The demand for dependable, fast internet connectivity has never been higher as more individuals choose to work from home. In order to divide their professional and personal internet use, many people now use public wifi. The use of guest wifi, though, raises questions about whether it won't really reduce efficiency. 

There are a few possible causes for guest wifi to impede your internet speed. The guest wifi network might not be able to manage as much traffic as the main network, for example. Another option is that the guest wifi network is insecure, which can let intruders access it and impede everyone's connection speed. There are a few things you may do if you are afraid that the guest wifi will slow down your internet connection. One solution is to create a separate guest wifi network from your primary network. By doing this, you can make sure the guest wifi network is secure and not overused. Utilising a VPN is an additional choice that can assist with data encryption and connection privacy. 

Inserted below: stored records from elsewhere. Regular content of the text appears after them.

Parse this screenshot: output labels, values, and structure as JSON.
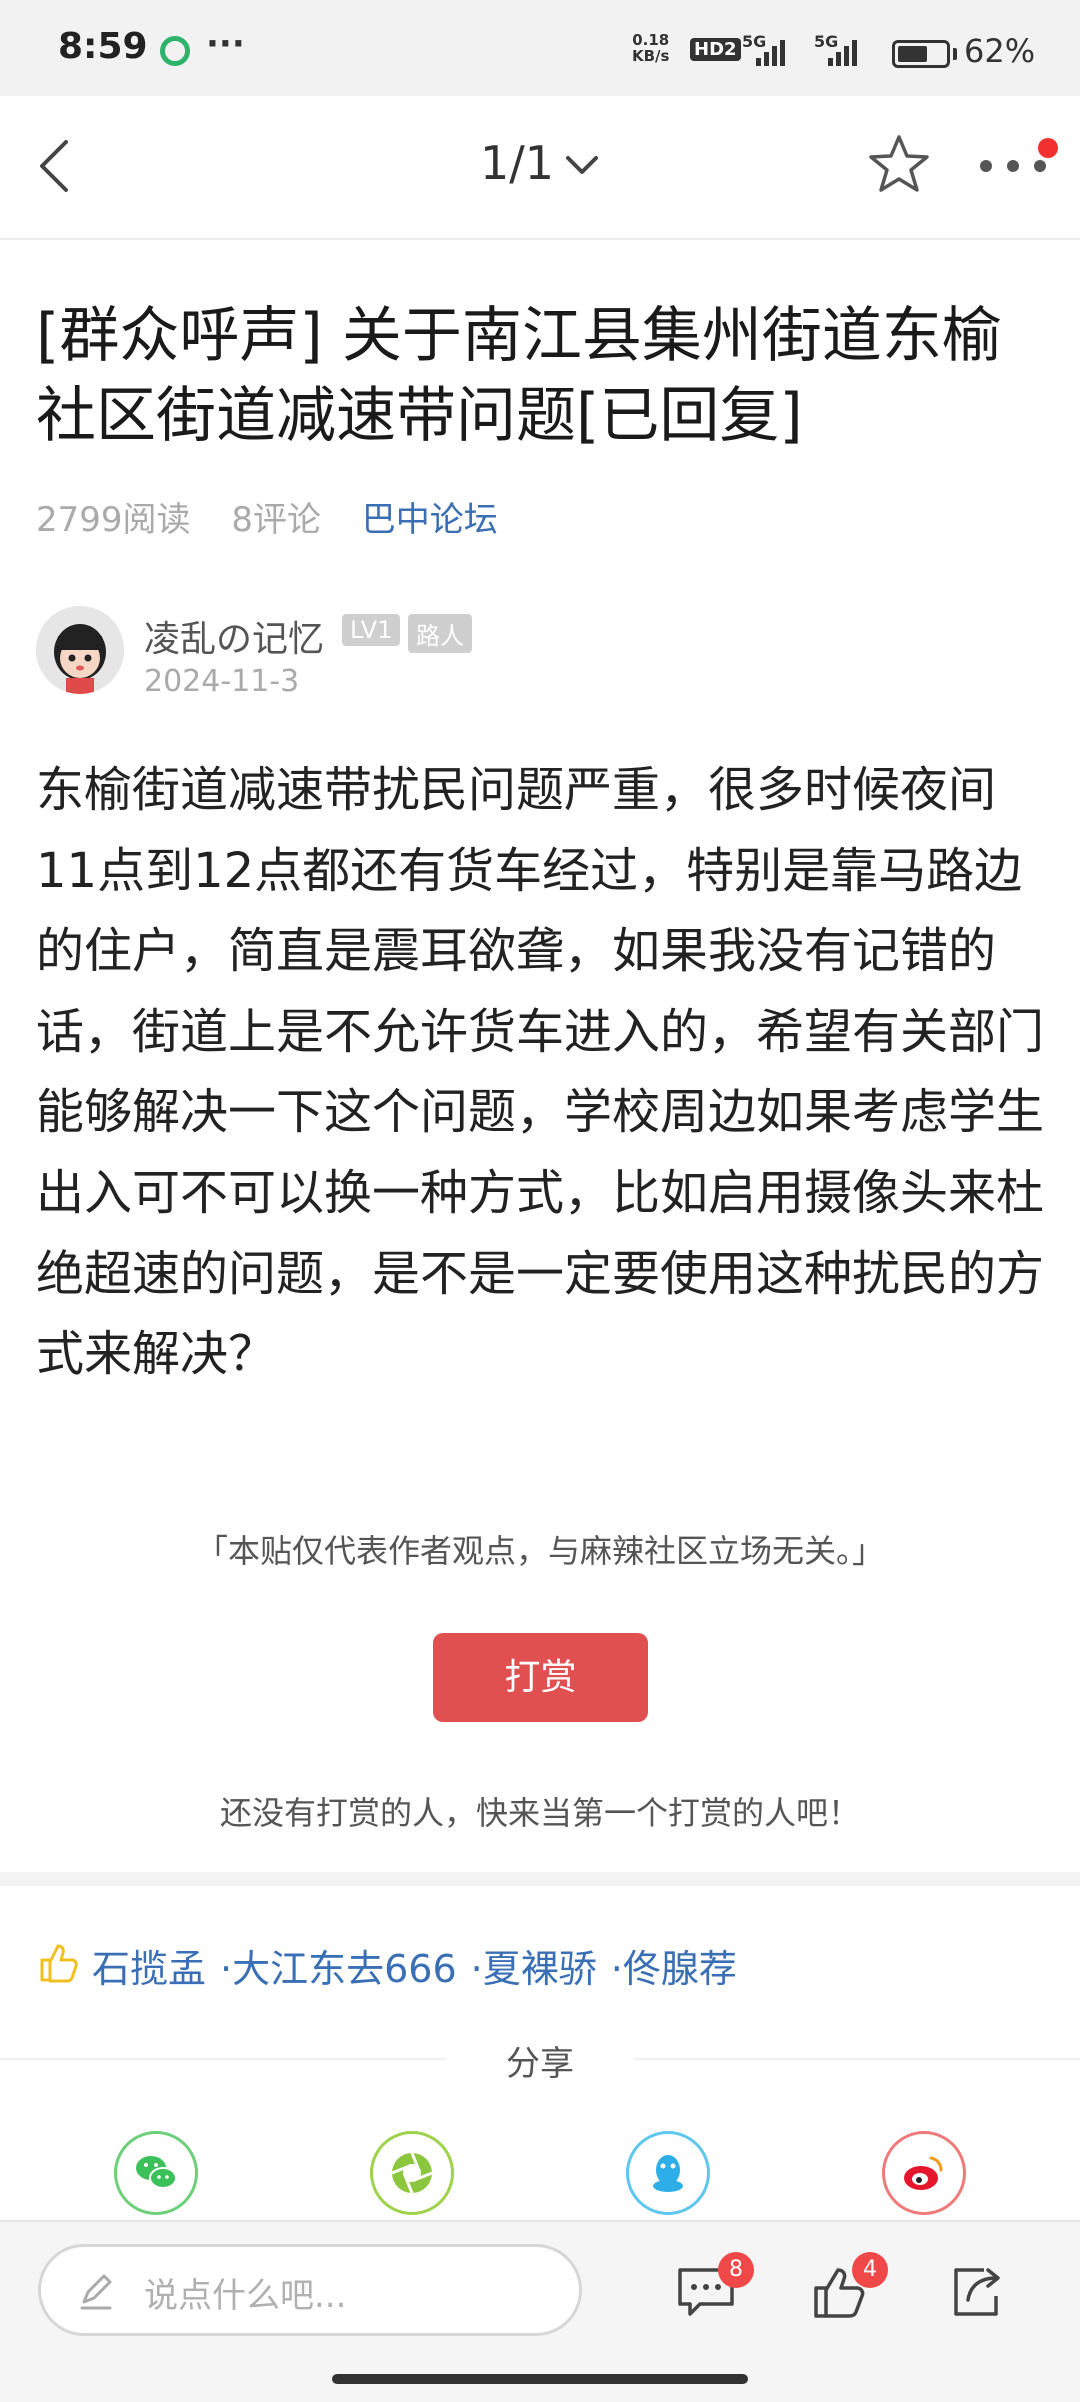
{
  "status_bar": {
    "time": "8:59",
    "app_icon": "c-circle-icon",
    "dots": "···",
    "net_speed_value": "0.18",
    "net_speed_unit": "KB/s",
    "hd_badge": "HD2",
    "signal_1": "5G",
    "signal_2": "5G",
    "battery_level": 0.62,
    "battery_percent": "62%"
  },
  "nav": {
    "page_indicator": "1/1",
    "notify_dot_color": "#f23030"
  },
  "post": {
    "title": "[群众呼声] 关于南江县集州街道东榆社区街道减速带问题[已回复]",
    "reads": "2799阅读",
    "comments": "8评论",
    "forum": "巴中论坛",
    "author": "凌乱の记忆",
    "level_badge": "LV1",
    "role_badge": "路人",
    "date": "2024-11-3",
    "body": "东榆街道减速带扰民问题严重，很多时候夜间11点到12点都还有货车经过，特别是靠马路边的住户，简直是震耳欲聋，如果我没有记错的话，街道上是不允许货车进入的，希望有关部门能够解决一下这个问题，学校周边如果考虑学生出入可不可以换一种方式，比如启用摄像头来杜绝超速的问题，是不是一定要使用这种扰民的方式来解决？"
  },
  "disclaimer": "「本贴仅代表作者观点，与麻辣社区立场无关。」",
  "reward": {
    "button_label": "打赏",
    "hint": "还没有打赏的人，快来当第一个打赏的人吧！",
    "button_color": "#e05050"
  },
  "likers": [
    "石揽孟",
    "·大江东去666",
    "·夏裸骄",
    "·佟腺荐"
  ],
  "share": {
    "label": "分享",
    "targets": [
      "wechat-icon",
      "moments-icon",
      "qq-icon",
      "weibo-icon"
    ]
  },
  "bottom_bar": {
    "placeholder": "说点什么吧...",
    "comments_count": "8",
    "likes_count": "4"
  },
  "accent_link_color": "#3a6fb5"
}
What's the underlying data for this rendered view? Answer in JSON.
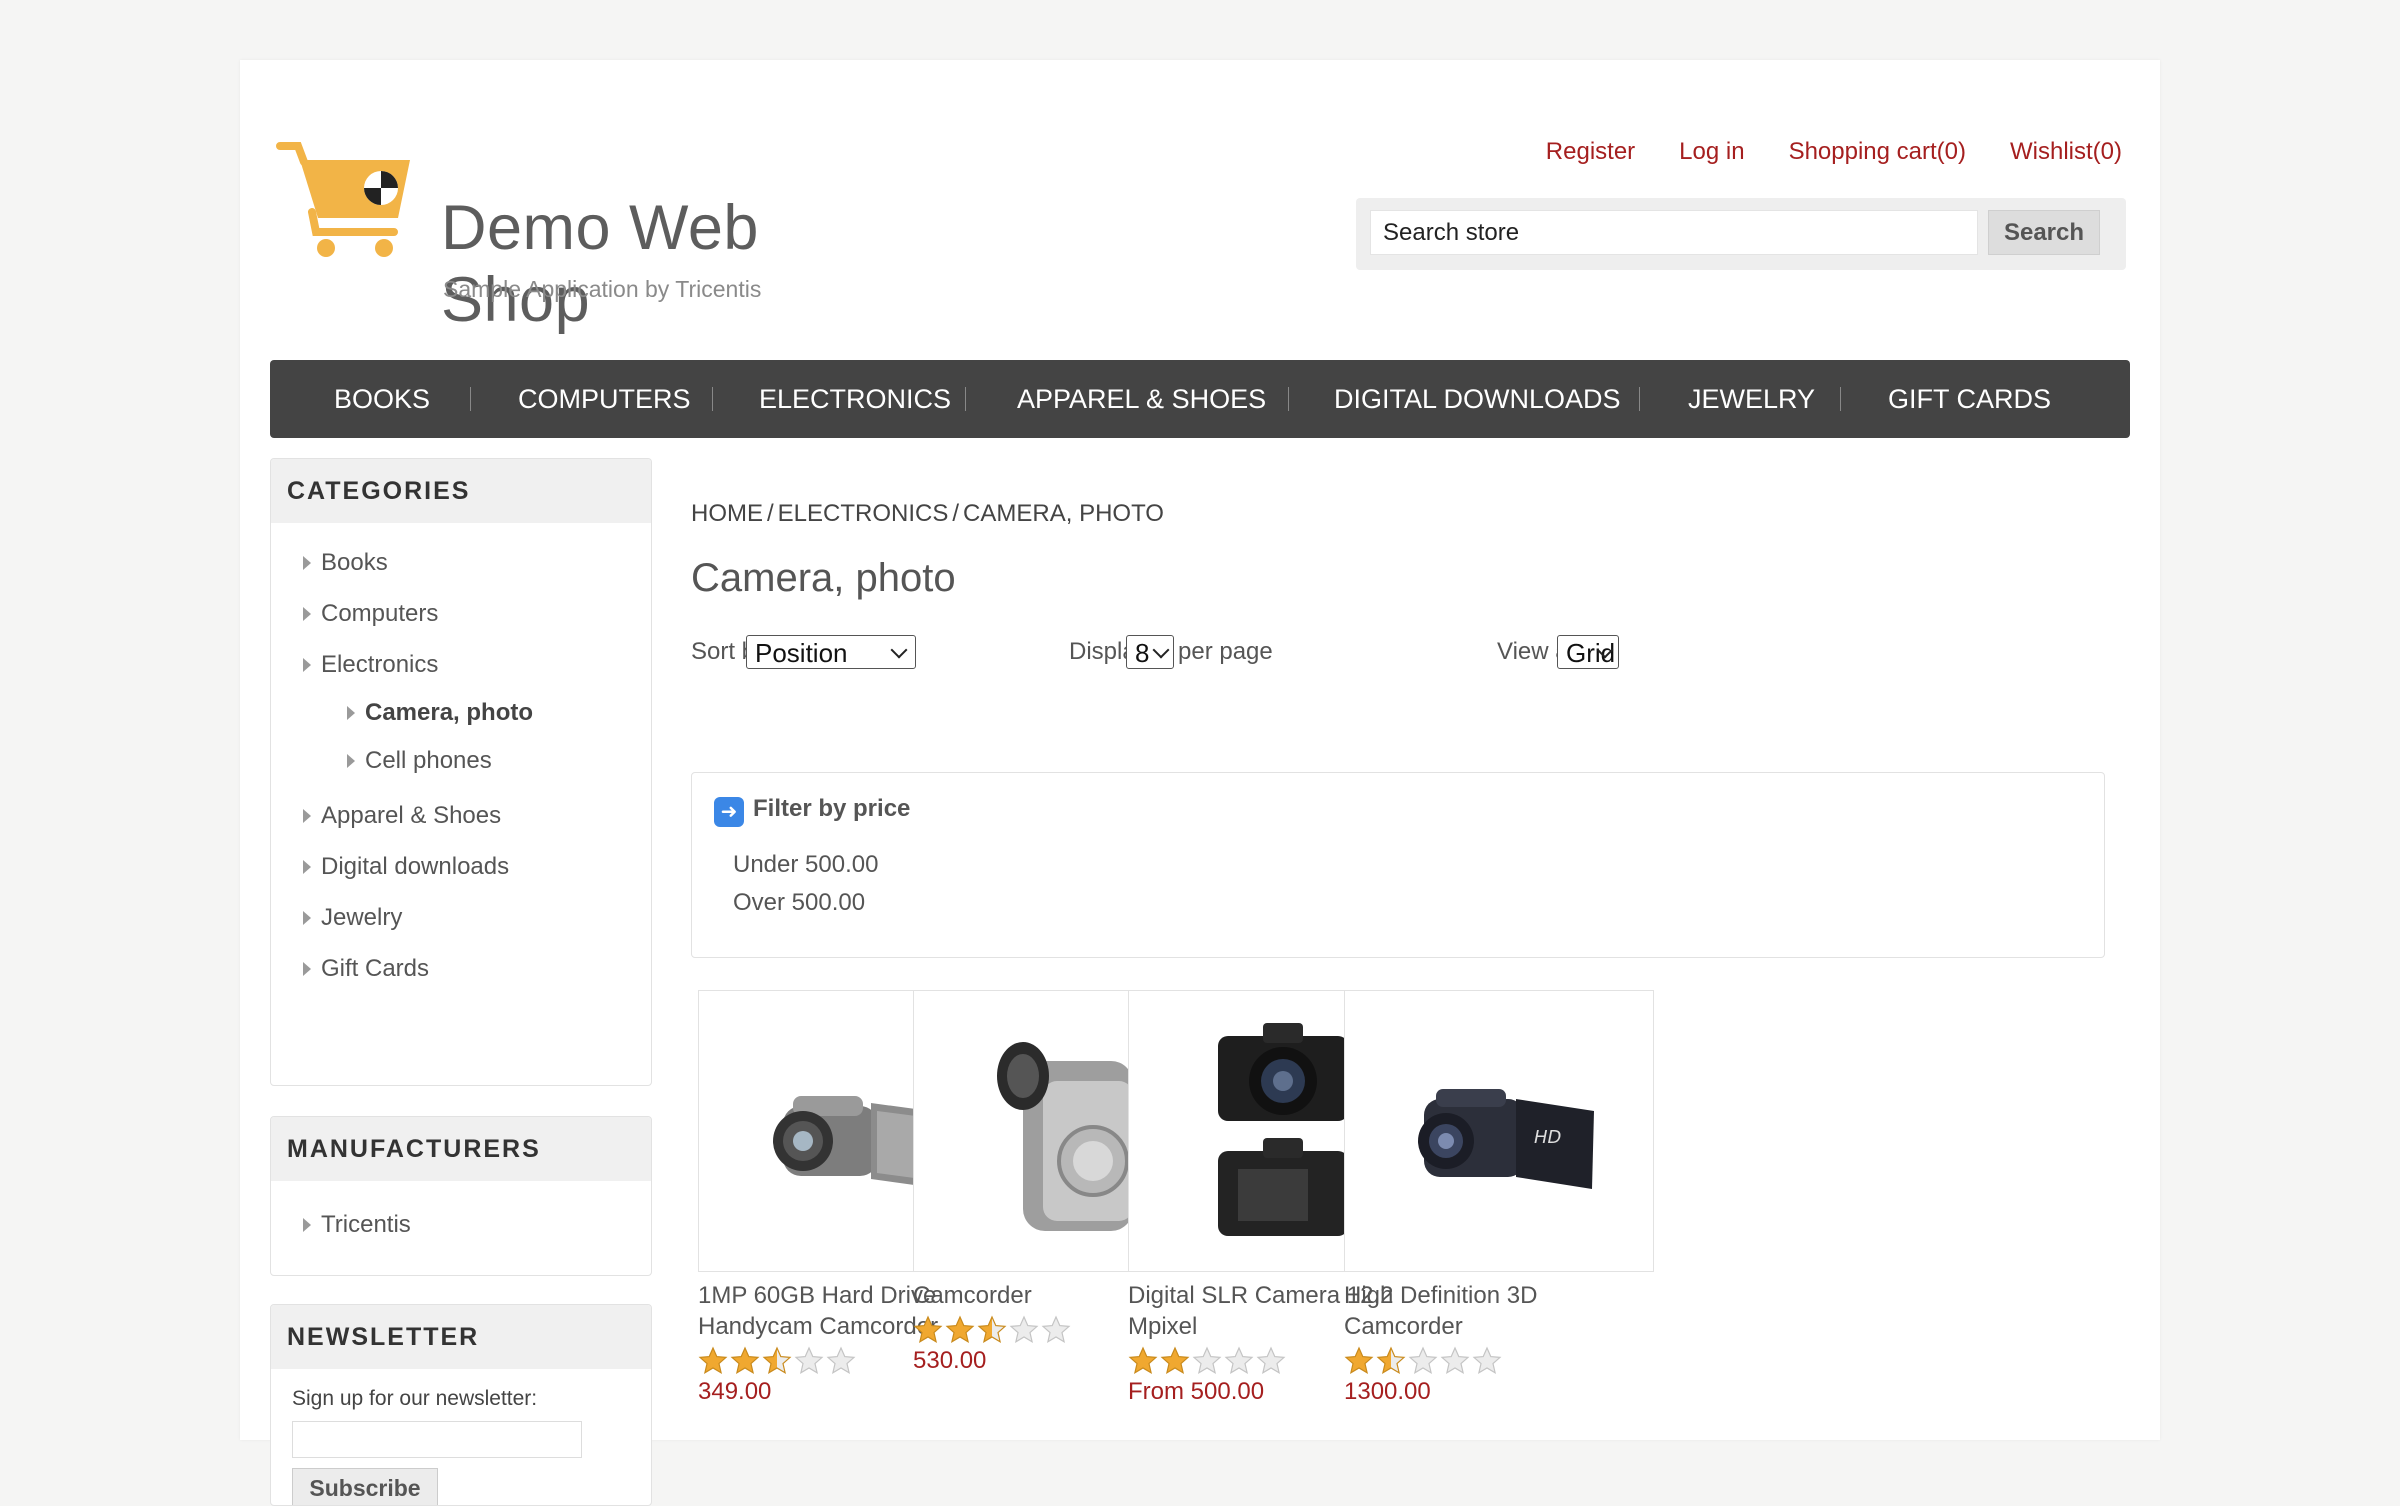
{
  "header": {
    "logo_title": "Demo Web Shop",
    "logo_subtitle": "Sample Application by Tricentis",
    "links": [
      "Register",
      "Log in",
      "Shopping cart(0)",
      "Wishlist(0)"
    ],
    "search_placeholder": "Search store",
    "search_button": "Search"
  },
  "topmenu": [
    "Books",
    "Computers",
    "Electronics",
    "Apparel & Shoes",
    "Digital downloads",
    "Jewelry",
    "Gift Cards"
  ],
  "categories": {
    "title": "Categories",
    "items": [
      "Books",
      "Computers",
      "Electronics",
      "Camera, photo",
      "Cell phones",
      "Apparel & Shoes",
      "Digital downloads",
      "Jewelry",
      "Gift Cards"
    ]
  },
  "manufacturers": {
    "title": "Manufacturers",
    "items": [
      "Tricentis"
    ]
  },
  "newsletter": {
    "title": "Newsletter",
    "label": "Sign up for our newsletter:",
    "button": "Subscribe"
  },
  "breadcrumb": [
    "Home",
    "Electronics",
    "Camera, photo"
  ],
  "page_title": "Camera, photo",
  "controls": {
    "sort_label": "Sort by",
    "sort_value": "Position",
    "display_label": "Display",
    "display_value": "8",
    "per_page": "per page",
    "view_label": "View as",
    "view_value": "Grid"
  },
  "filter": {
    "title": "Filter by price",
    "options": [
      "Under 500.00",
      "Over 500.00"
    ]
  },
  "products": [
    {
      "name": "1MP 60GB Hard Drive Handycam Camcorder",
      "price": "349.00",
      "rating": 2.5,
      "image": "handycam-image"
    },
    {
      "name": "Camcorder",
      "price": "530.00",
      "rating": 2.5,
      "image": "camcorder-image"
    },
    {
      "name": "Digital SLR Camera 12.2 Mpixel",
      "price": "From 500.00",
      "rating": 2,
      "image": "dslr-image"
    },
    {
      "name": "High Definition 3D Camcorder",
      "price": "1300.00",
      "rating": 1.5,
      "image": "hd-camcorder-image"
    }
  ],
  "colors": {
    "accent_red": "#a51f1f",
    "menu_bg": "#444444",
    "star": "#f0a830"
  }
}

Whether an IoT device is linked to the main network or a guest network, the bandwidth requirements are the same. Additional resources may be needed to keep two networks operational. The creation of a guest network will accomplish nothing. When using your current network, it is the safest option to guarantee that your guests have access to the internet. The infection can spread to your home's WiFi-connected gadgets if visitors connect to a compromised or malware-infected device.

However, in general, guest wifi can be a helpful tool for companies who want to offer wireless internet access to their clients while still keeping a secure network.

The fact that guest networks offer a variety of benefits is one of its benefits. One significant benefit of having them is that they can keep out intruders. Your guest network password will be needed by a hacker to access your router, which is necessary to obtain access to your home network. Although it is uncertain how frequently such instances occur, it is wise to be cautious. Guest networks can also be utilised to divide your personal devices from your smart home gadgets so you can use them for both work and play. 

If you have a lot of smart home gadgets, it could be challenging to communicate a password with everyone who uses them. You can designate a password for a guest network that only authorised users can use to access the network. Finally, when you have guests on your team, guest networks might be useful. The fact that you are not required to provide your password to them is a significant benefit. If they need to access the Internet, they can do so by using the guest network without affecting your home network.

However, because of the additional security procedures put in place, guest networks typically operate more slowly than main networks. It can be helpful to create a separate network from your primary network for when you have visitors over. Your visitors can build their own network, therefore you are not required to share any resources with them. A guest network typically connects to your local network at the same rate as your own. If you frequently host visitors, you might want to consider upgrading to a faster network.



Keep in mind to routinely upgrade the firmware on your router to guarantee you have the most recent security updates and features. Moreover, if you're establishing a guest network for a business, you might think about publishing a usage policy or terms of service to let visitors know what is appropriate usage and what is not. Your internet connection could become more slowly when using public wifi.